The domestic market is expected to increase from US$65 billion to US$180 billion over the next 5 years
The government has released a 5-year roadmap and vision document for the electronics sector with an aim to grow electronics manufacturing and exports into a $300 billion market by 2026.
The report, which was curated by the Ministry of Electronics and Information Technology (MeitY) and ICEA, provides a year-wise break-up and production projections for the various products that will lead India’s transformation into a US$300 billion electronics manufacturing powerhouse, from the current US$75 billion.
Amongst the key products that are expected to lead India’s growth in electronics manufacturing include mobile phones, IT Hardware (laptops, tablets), Consumer electronics (TV and audio), Industrial electronics, Auto electronics, Electronic components, LED Lighting, Strategic electronics, PCBA, Wearables and hearables, and Telecom equipment.
Mobile manufacturing that is expected to cross US$100 billion annual production – up from the current US$30 billion – is expected to constitute nearly 40 percent of this ambitious growth.
The domestic market is expected to increase from US$65 billion to US$180 billion over the next 5 years.

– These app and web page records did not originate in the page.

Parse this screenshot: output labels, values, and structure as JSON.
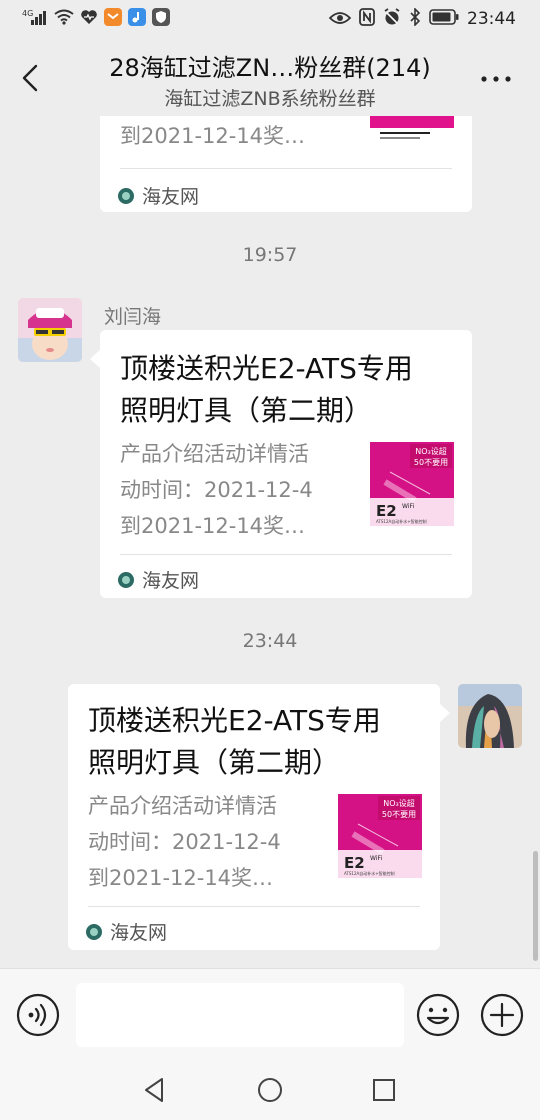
{
  "status_bar": {
    "signal_label": "4G",
    "time": "23:44"
  },
  "header": {
    "title": "28海缸过滤ZN…粉丝群(214)",
    "subtitle": "海缸过滤ZNB系统粉丝群",
    "back_icon": "chevron-left-icon",
    "more_icon": "more-icon"
  },
  "chat": {
    "messages": [
      {
        "desc_line_last": "到2021-12-14奖…",
        "source": "海友网"
      },
      {
        "time": "19:57",
        "sender": "刘闫海",
        "title_line1": "顶楼送积光E2-ATS专用",
        "title_line2": "照明灯具（第二期）",
        "desc_line1": "产品介绍活动详情活",
        "desc_line2": "动时间：2021-12-4",
        "desc_line3": "到2021-12-14奖…",
        "source": "海友网"
      },
      {
        "time": "23:44",
        "title_line1": "顶楼送积光E2-ATS专用",
        "title_line2": "照明灯具（第二期）",
        "desc_line1": "产品介绍活动详情活",
        "desc_line2": "动时间：2021-12-4",
        "desc_line3": "到2021-12-14奖…",
        "source": "海友网"
      }
    ],
    "thumb_text": {
      "promo_line1": "NO₃设超",
      "promo_line2": "50不要用",
      "model": "E2",
      "model_sub": "WiFi",
      "fine_print": "ATS12A自动补水+智能控制"
    }
  },
  "input_bar": {
    "input_value": "",
    "voice_icon": "voice-icon",
    "emoji_icon": "emoji-icon",
    "plus_icon": "plus-icon"
  },
  "nav_bar": {
    "back_icon": "triangle-back-icon",
    "home_icon": "circle-home-icon",
    "recents_icon": "square-recents-icon"
  },
  "colors": {
    "background": "#ededed",
    "card": "#ffffff",
    "thumb_accent": "#e0138c",
    "source_icon": "#2b6b63"
  }
}
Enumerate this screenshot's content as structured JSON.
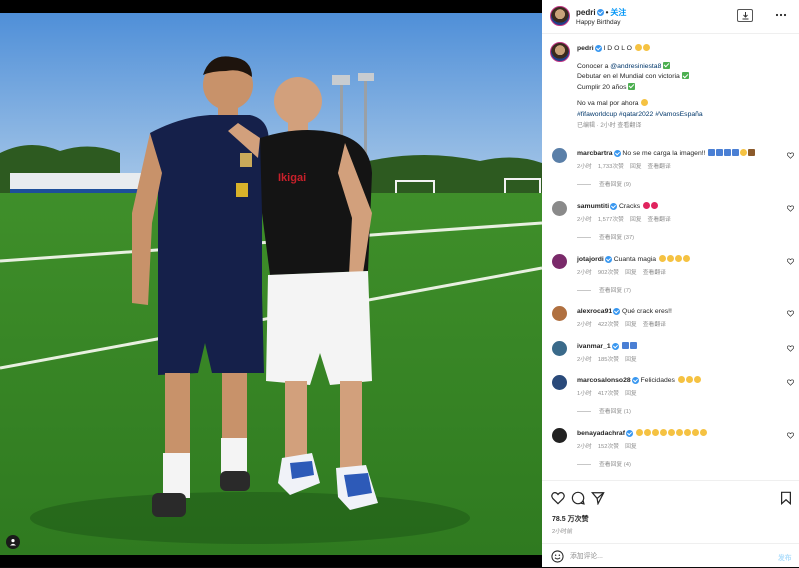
{
  "header": {
    "username": "pedri",
    "follow_label": "关注",
    "subtitle": "Happy Birthday",
    "dot": "•"
  },
  "caption": {
    "username": "pedri",
    "title": "I D O L O",
    "lines": [
      {
        "pre": "Conocer a ",
        "tag": "@andresiniesta8",
        "post": ""
      },
      {
        "pre": "Debutar en el Mundial con victoria",
        "tag": "",
        "post": ""
      },
      {
        "pre": "Cumplir 20 años",
        "tag": "",
        "post": ""
      }
    ],
    "closing": "No va mal por ahora",
    "hashtags": "#fifaworldcup #qatar2022 #VamosEspaña",
    "meta": "已编辑 · 2小时 查看翻译"
  },
  "comments": [
    {
      "user": "marcbartra",
      "text": "No se me carga la imagen!!",
      "time": "2小时",
      "likes": "1,733次赞",
      "reply": "回复",
      "translate": "查看翻译",
      "replies": "查看回复 (9)",
      "avatar_color": "#5a7fa8"
    },
    {
      "user": "samumtiti",
      "text": "Cracks",
      "time": "2小时",
      "likes": "1,577次赞",
      "reply": "回复",
      "translate": "查看翻译",
      "replies": "查看回复 (37)",
      "avatar_color": "#8a8a8a"
    },
    {
      "user": "jotajordi",
      "text": "Cuanta magia",
      "time": "2小时",
      "likes": "902次赞",
      "reply": "回复",
      "translate": "查看翻译",
      "replies": "查看回复 (7)",
      "avatar_color": "#7a2a6a"
    },
    {
      "user": "alexroca91",
      "text": "Qué crack eres!!",
      "time": "2小时",
      "likes": "422次赞",
      "reply": "回复",
      "translate": "查看翻译",
      "replies": "",
      "avatar_color": "#b07040"
    },
    {
      "user": "ivanmar_1",
      "text": "",
      "time": "2小时",
      "likes": "185次赞",
      "reply": "回复",
      "translate": "",
      "replies": "",
      "avatar_color": "#3a6a8a"
    },
    {
      "user": "marcosalonso28",
      "text": "Felicidades",
      "time": "1小时",
      "likes": "417次赞",
      "reply": "回复",
      "translate": "",
      "replies": "查看回复 (1)",
      "avatar_color": "#2a4a7a"
    },
    {
      "user": "benayadachraf",
      "text": "",
      "time": "2小时",
      "likes": "152次赞",
      "reply": "回复",
      "translate": "",
      "replies": "查看回复 (4)",
      "avatar_color": "#222222"
    }
  ],
  "actions": {
    "likes": "78.5 万次赞",
    "posted": "2小时前"
  },
  "add_comment": {
    "placeholder": "添加评论...",
    "post_label": "发布"
  },
  "colors": {
    "accent": "#0095f6",
    "verified": "#3897f0",
    "meta_gray": "#8e8e8e"
  },
  "icons": {
    "download": "download-icon",
    "more": "more-icon",
    "like": "heart-icon",
    "comment": "comment-icon",
    "share": "share-icon",
    "save": "bookmark-icon",
    "emoji": "emoji-icon",
    "user_tag": "user-tag-icon"
  }
}
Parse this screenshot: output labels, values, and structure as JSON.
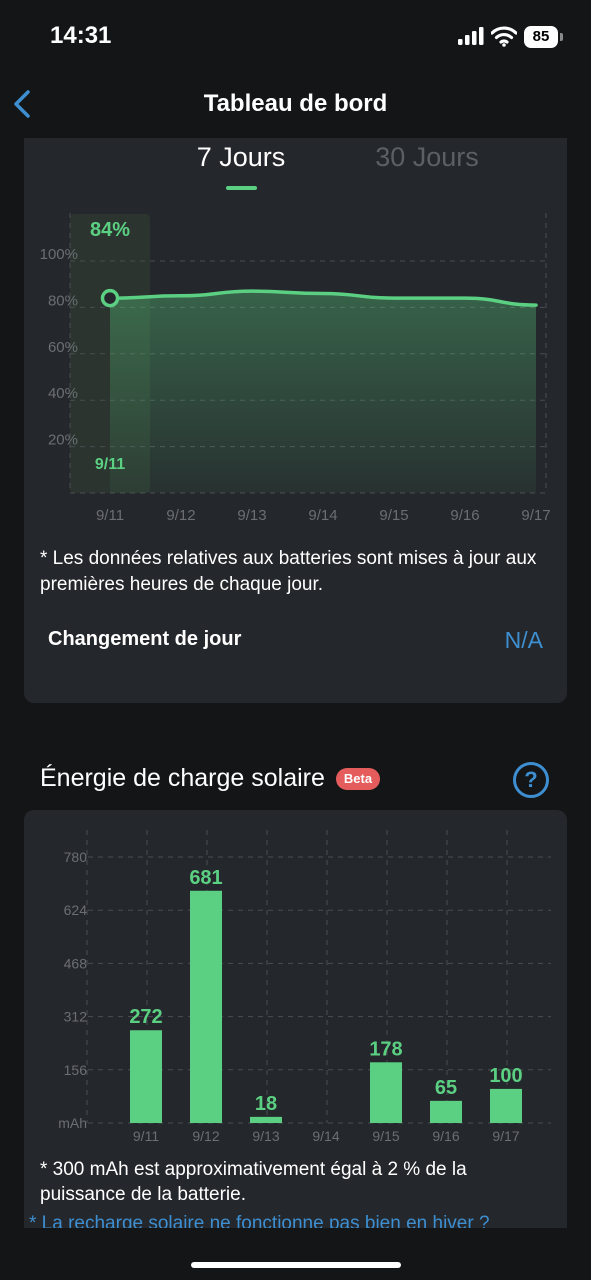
{
  "status_bar": {
    "time": "14:31",
    "battery_level": "85"
  },
  "nav": {
    "title": "Tableau de bord",
    "back_icon": "chevron-left-icon"
  },
  "battery_card": {
    "tabs": [
      {
        "label": "7 Jours",
        "selected": true
      },
      {
        "label": "30 Jours",
        "selected": false
      }
    ],
    "footnote": "* Les données relatives aux batteries sont mises à jour aux premières heures de chaque jour.",
    "change_label": "Changement de jour",
    "change_value": "N/A"
  },
  "solar": {
    "title": "Énergie de charge solaire",
    "beta_label": "Beta",
    "help_icon": "question-circle-icon",
    "footnote": "* 300 mAh est approximativement égal à 2 % de la puissance de la batterie.",
    "winter_link": "* La recharge solaire ne fonctionne pas bien en hiver ?"
  },
  "colors": {
    "accent": "#5bd082",
    "link": "#3d8fd1",
    "card": "#24272b",
    "background": "#141517",
    "beta": "#e45c5c"
  },
  "chart_data": [
    {
      "type": "line",
      "x": [
        "9/11",
        "9/12",
        "9/13",
        "9/14",
        "9/15",
        "9/16",
        "9/17"
      ],
      "series": [
        {
          "values": [
            84,
            85,
            87,
            86,
            84,
            84,
            81
          ]
        }
      ],
      "ytick_labels": [
        "20%",
        "40%",
        "60%",
        "80%",
        "100%"
      ],
      "yticks": [
        20,
        40,
        60,
        80,
        100
      ],
      "ylim": [
        0,
        100
      ],
      "highlight": {
        "x": "9/11",
        "label": "84%",
        "x_label": "9/11"
      },
      "grid": true
    },
    {
      "type": "bar",
      "categories": [
        "9/11",
        "9/12",
        "9/13",
        "9/14",
        "9/15",
        "9/16",
        "9/17"
      ],
      "values": [
        272,
        681,
        18,
        null,
        178,
        65,
        100
      ],
      "data_labels": [
        "272",
        "681",
        "18",
        "",
        "178",
        "65",
        "100"
      ],
      "ytick_labels": [
        "mAh",
        "156",
        "312",
        "468",
        "624",
        "780"
      ],
      "yticks": [
        0,
        156,
        312,
        468,
        624,
        780
      ],
      "ylim": [
        0,
        780
      ],
      "grid": true
    }
  ]
}
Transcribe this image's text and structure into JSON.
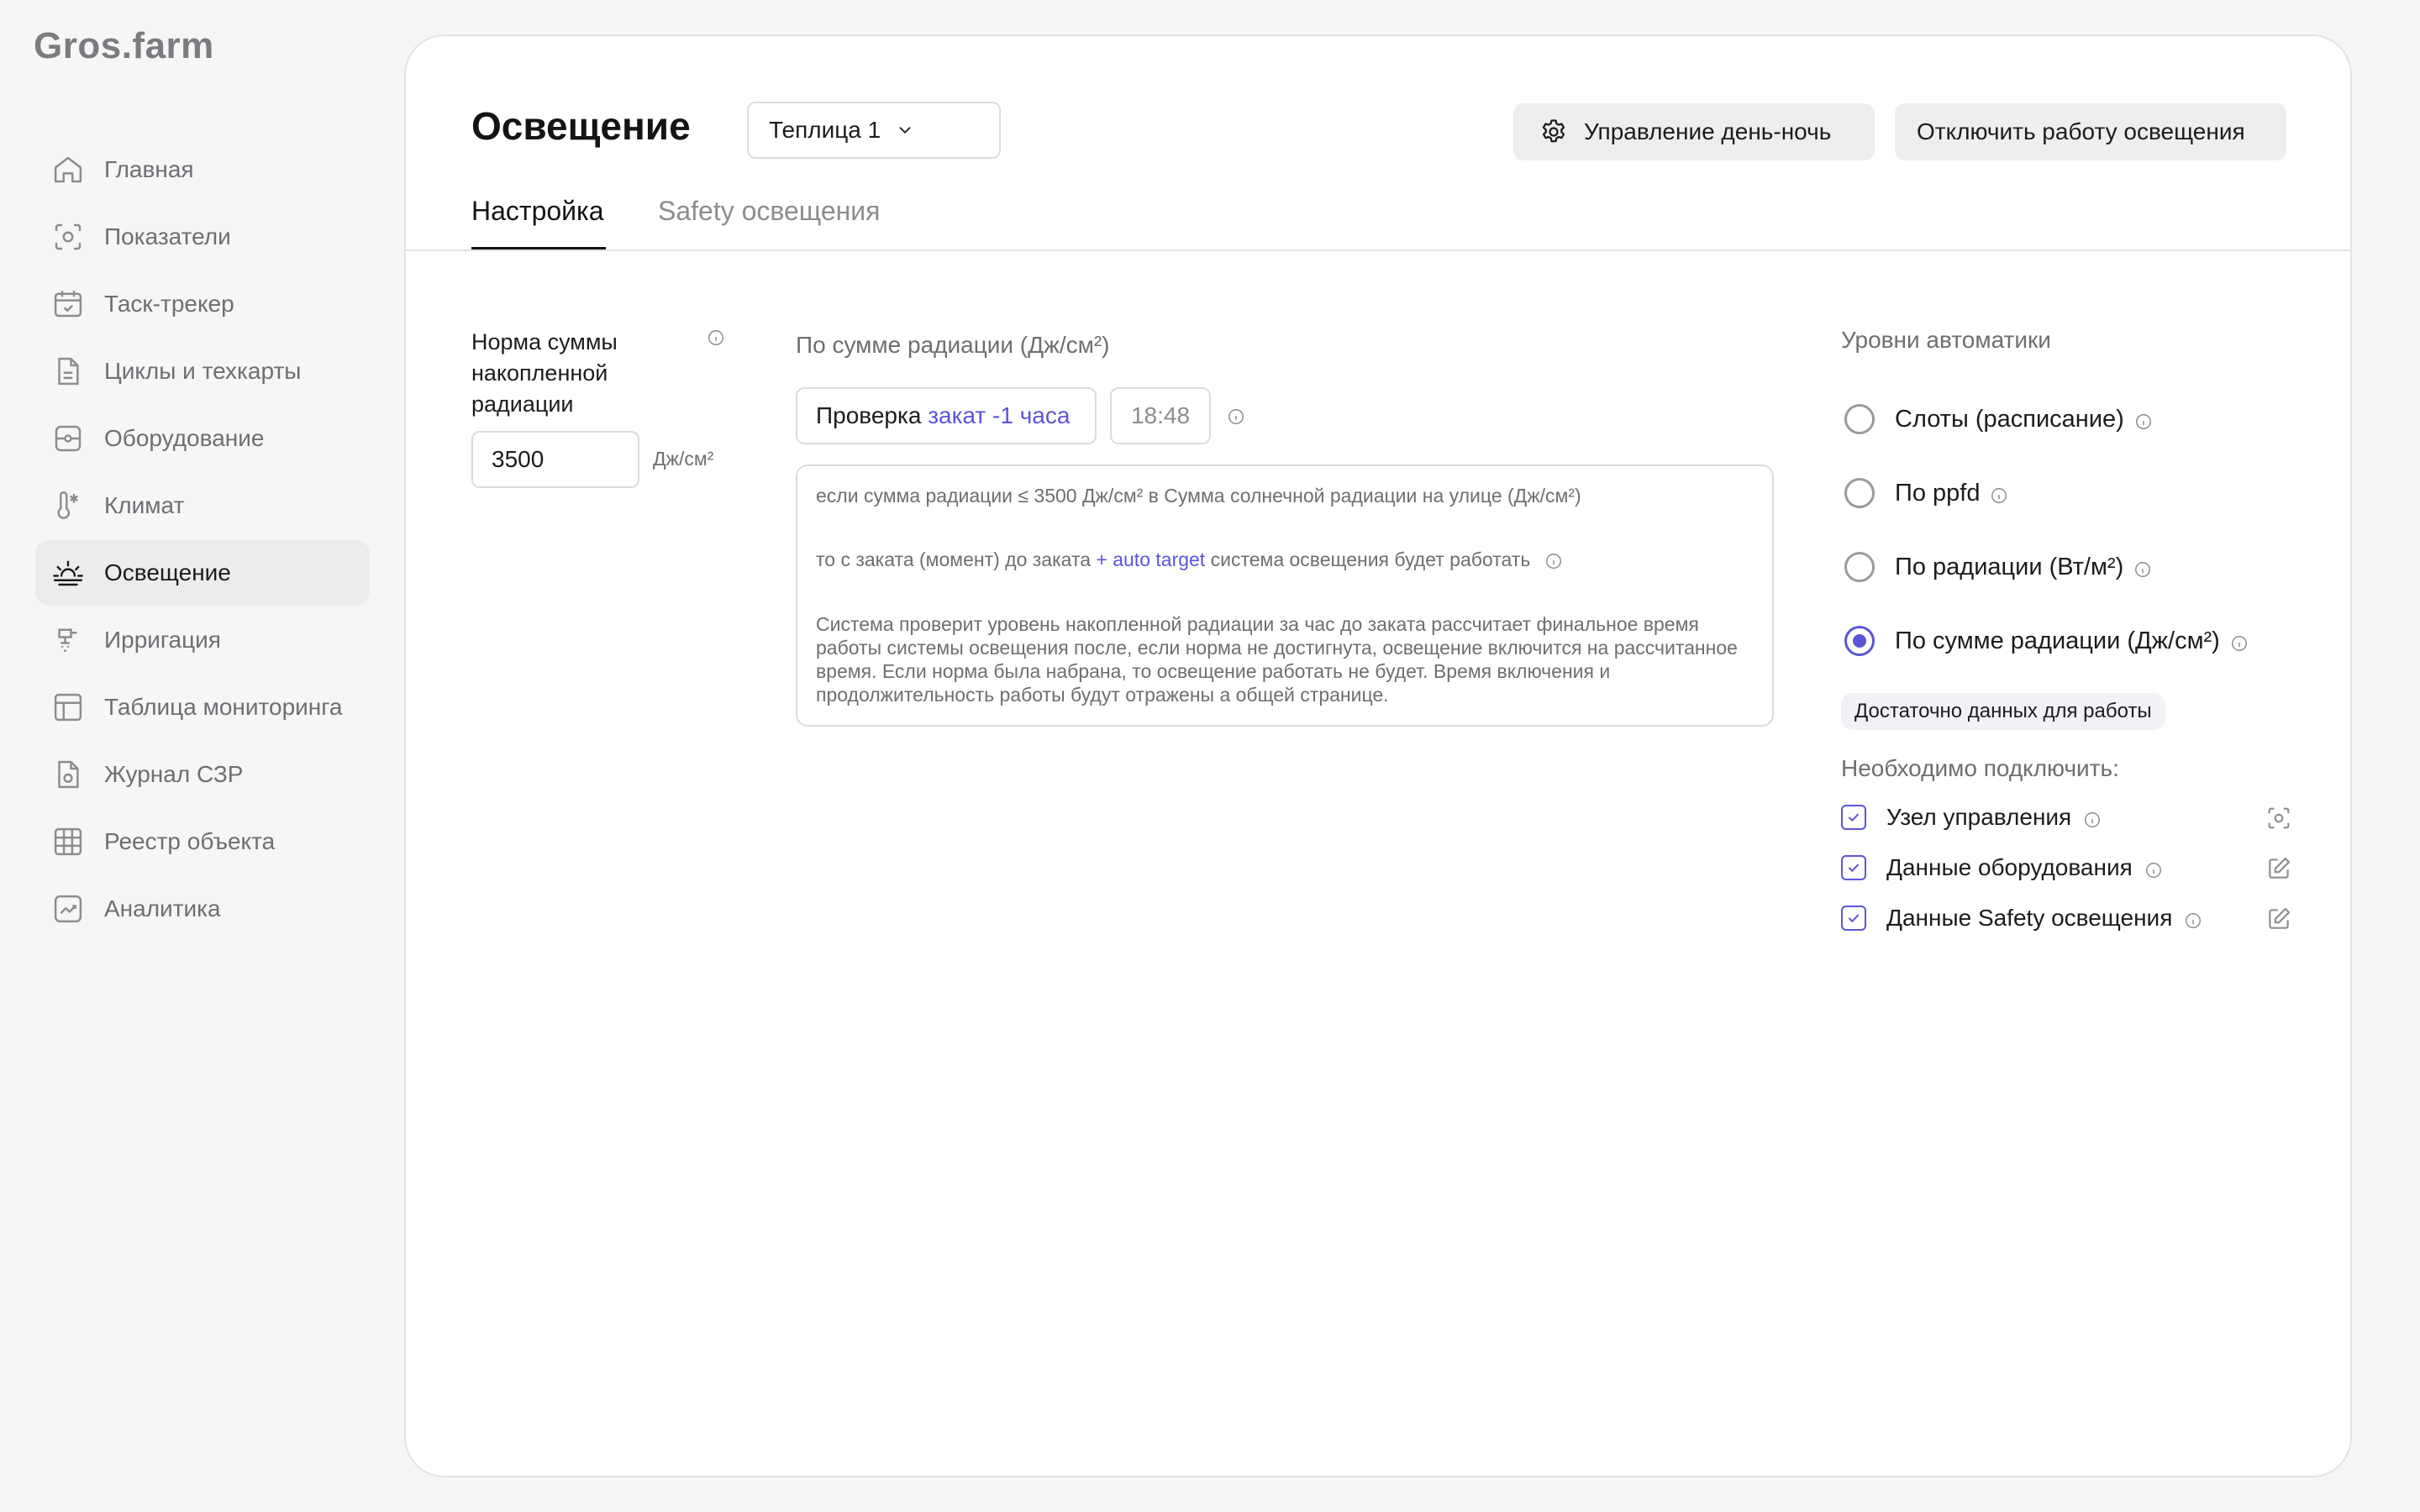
{
  "app": {
    "logo": "Gros.farm"
  },
  "sidebar": {
    "items": [
      {
        "label": "Главная",
        "icon": "home-icon"
      },
      {
        "label": "Показатели",
        "icon": "sensor-icon"
      },
      {
        "label": "Таск-трекер",
        "icon": "calendar-check-icon"
      },
      {
        "label": "Циклы и техкарты",
        "icon": "document-icon"
      },
      {
        "label": "Оборудование",
        "icon": "equipment-icon"
      },
      {
        "label": "Климат",
        "icon": "thermometer-icon"
      },
      {
        "label": "Освещение",
        "icon": "sunrise-icon",
        "active": true
      },
      {
        "label": "Ирригация",
        "icon": "irrigation-icon"
      },
      {
        "label": "Таблица мониторинга",
        "icon": "table-icon"
      },
      {
        "label": "Журнал СЗР",
        "icon": "journal-icon"
      },
      {
        "label": "Реестр объекта",
        "icon": "grid-icon"
      },
      {
        "label": "Аналитика",
        "icon": "chart-icon"
      }
    ]
  },
  "header": {
    "title": "Освещение",
    "greenhouse": "Теплица 1",
    "daynight_label": "Управление день-ночь",
    "disable_label": "Отключить работу освещения"
  },
  "tabs": {
    "setup": "Настройка",
    "safety": "Safety освещения"
  },
  "norm": {
    "label": "Нормa суммы накопленной радиации",
    "value": "3500",
    "unit": "Дж/см²"
  },
  "radiation": {
    "title": "По сумме радиации (Дж/см²)",
    "check_prefix": "Проверка",
    "check_accent": "закат -1 часа",
    "time": "18:48",
    "line1": "если сумма радиации ≤ 3500 Дж/см² в Сумма солнечной радиации на улице (Дж/см²)",
    "line2_prefix": "то с заката (момент) до заката",
    "line2_accent": "+ auto target",
    "line2_suffix": "система освещения будет работать",
    "paragraph": "Система проверит  уровень накопленной радиации за час до заката рассчитает финальное время работы системы освещения после, если норма не достигнута, освещение включится на рассчитанное время. Если норма была набрана, то освещение работать не будет. Время включения и продолжительность работы будут отражены а общей странице."
  },
  "automation": {
    "title": "Уровни автоматики",
    "options": [
      {
        "label": "Слоты (расписание)",
        "checked": false
      },
      {
        "label": "По ppfd",
        "checked": false
      },
      {
        "label": "По радиации (Вт/м²)",
        "checked": false
      },
      {
        "label": "По сумме радиации (Дж/см²)",
        "checked": true
      }
    ],
    "badge": "Достаточно данных для работы",
    "need_title": "Необходимо подключить:",
    "needs": [
      {
        "label": "Узел управления",
        "action_icon": "sensor-icon"
      },
      {
        "label": "Данные оборудования",
        "action_icon": "edit-icon"
      },
      {
        "label": "Данные Safety освещения",
        "action_icon": "edit-icon"
      }
    ]
  },
  "colors": {
    "accent": "#5b55d6",
    "text": "#1c1c1e",
    "muted": "#6e6e73",
    "border": "#dcdcdf"
  }
}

This will make electronics amongst India’s 2-3 top ranking exports by 2026. Of the US$300 billion, exports are expected to increase from the projected US$15 billion in 2021-22 to US$120 billion by 2026.
IT minister Ashwini Vaishnaw said that discussions had taken place with the labour ministry to facilitate the functioning of large factories that can hire 40,000 to 100,000 workers. He added that the government is also taking steps to create basic infrastructure for industrial zones and has identified at least three locations where this can be done. He also asked the industry to help identify more areas where such industrial zones can be created. “Once we create one, I’m sure all other states may compete and will try to create similar zones,” he said.
The five-part strategy to reach the US$300 billion goal, based on an “all of the government” approach, sharply focuses on broadening and deepening electronics manufacturing in India.
This, by building competitiveness and scale by attracting global electronics manufacturers/brands, shifting and developing sub-assemblies and component ecosystem, building a design ecosystem, nurturing Indian champions and steadily removing cost disabilities faced by India.
The Vision Document makes a strong recommendation on the need to focus on aggregate domestic value addition in the electronics sector, as India transforms from its current state to one that is gearing to compete with the likes of China and Vietnam.
The report seeks a competitive tariff structure on electronic components and removal of all regulatory uncertainty to put India on the path to US$300 billion electronics manufacturing. The report recommends a “winner takes all” strategy backed by economies of scale and global competitiveness, new and revised incentive schemes for some sectors, and the need to address issues of sustainability and ease of doing business.